## [EXERCISE]
Go over the material below and report every line that contains the word "Primäre".
=== Section Start ===
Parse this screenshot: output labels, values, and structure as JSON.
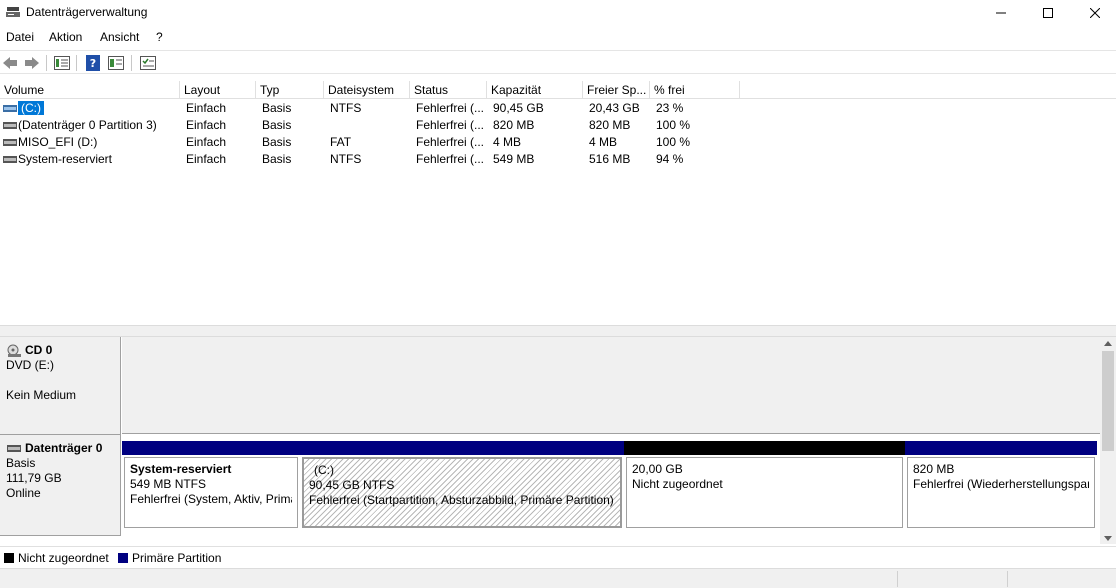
{
  "window": {
    "title": "Datenträgerverwaltung"
  },
  "menu": [
    {
      "id": "file",
      "label": "Datei"
    },
    {
      "id": "action",
      "label": "Aktion"
    },
    {
      "id": "view",
      "label": "Ansicht"
    },
    {
      "id": "help",
      "label": "?"
    }
  ],
  "toolbar": {
    "icons": [
      "back-arrow-icon",
      "forward-arrow-icon",
      "properties-icon",
      "help-icon",
      "console-tree-icon",
      "rescan-icon"
    ]
  },
  "volume_list": {
    "columns": [
      "Volume",
      "Layout",
      "Typ",
      "Dateisystem",
      "Status",
      "Kapazität",
      "Freier Sp...",
      "% frei"
    ],
    "rows": [
      {
        "volume": "(C:)",
        "layout": "Einfach",
        "type": "Basis",
        "fs": "NTFS",
        "status": "Fehlerfrei (...",
        "capacity": "90,45 GB",
        "free": "20,43 GB",
        "pct": "23 %",
        "selected": true
      },
      {
        "volume": "(Datenträger 0 Partition 3)",
        "layout": "Einfach",
        "type": "Basis",
        "fs": "",
        "status": "Fehlerfrei (...",
        "capacity": "820 MB",
        "free": "820 MB",
        "pct": "100 %",
        "selected": false
      },
      {
        "volume": "MISO_EFI (D:)",
        "layout": "Einfach",
        "type": "Basis",
        "fs": "FAT",
        "status": "Fehlerfrei (...",
        "capacity": "4 MB",
        "free": "4 MB",
        "pct": "100 %",
        "selected": false
      },
      {
        "volume": "System-reserviert",
        "layout": "Einfach",
        "type": "Basis",
        "fs": "NTFS",
        "status": "Fehlerfrei (...",
        "capacity": "549 MB",
        "free": "516 MB",
        "pct": "94 %",
        "selected": false
      }
    ]
  },
  "disks": {
    "cd0": {
      "name": "CD 0",
      "line1": "DVD (E:)",
      "line2": "Kein Medium"
    },
    "disk0": {
      "name": "Datenträger 0",
      "type": "Basis",
      "size": "111,79 GB",
      "state": "Online",
      "partitions": [
        {
          "title": "System-reserviert",
          "size": "549 MB NTFS",
          "status": "Fehlerfrei (System, Aktiv, Primä",
          "kind": "primary"
        },
        {
          "title": "(C:)",
          "size": "90,45 GB NTFS",
          "status": "Fehlerfrei (Startpartition, Absturzabbild, Primäre Partition)",
          "kind": "primary"
        },
        {
          "title": "",
          "size": "20,00 GB",
          "status": "Nicht zugeordnet",
          "kind": "unallocated"
        },
        {
          "title": "",
          "size": "820 MB",
          "status": "Fehlerfrei (Wiederherstellungspart",
          "kind": "primary"
        }
      ]
    }
  },
  "legend": [
    {
      "label": "Nicht zugeordnet",
      "color": "#000000"
    },
    {
      "label": "Primäre Partition",
      "color": "#000080"
    }
  ],
  "colors": {
    "primary": "#000080",
    "unallocated": "#000000",
    "selection": "#0078d7"
  }
}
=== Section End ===
## [RESPONSE BELOW]
          "status": "Fehlerfrei (Startpartition, Absturzabbild, Primäre Partition)",
      "label": "Primäre Partition",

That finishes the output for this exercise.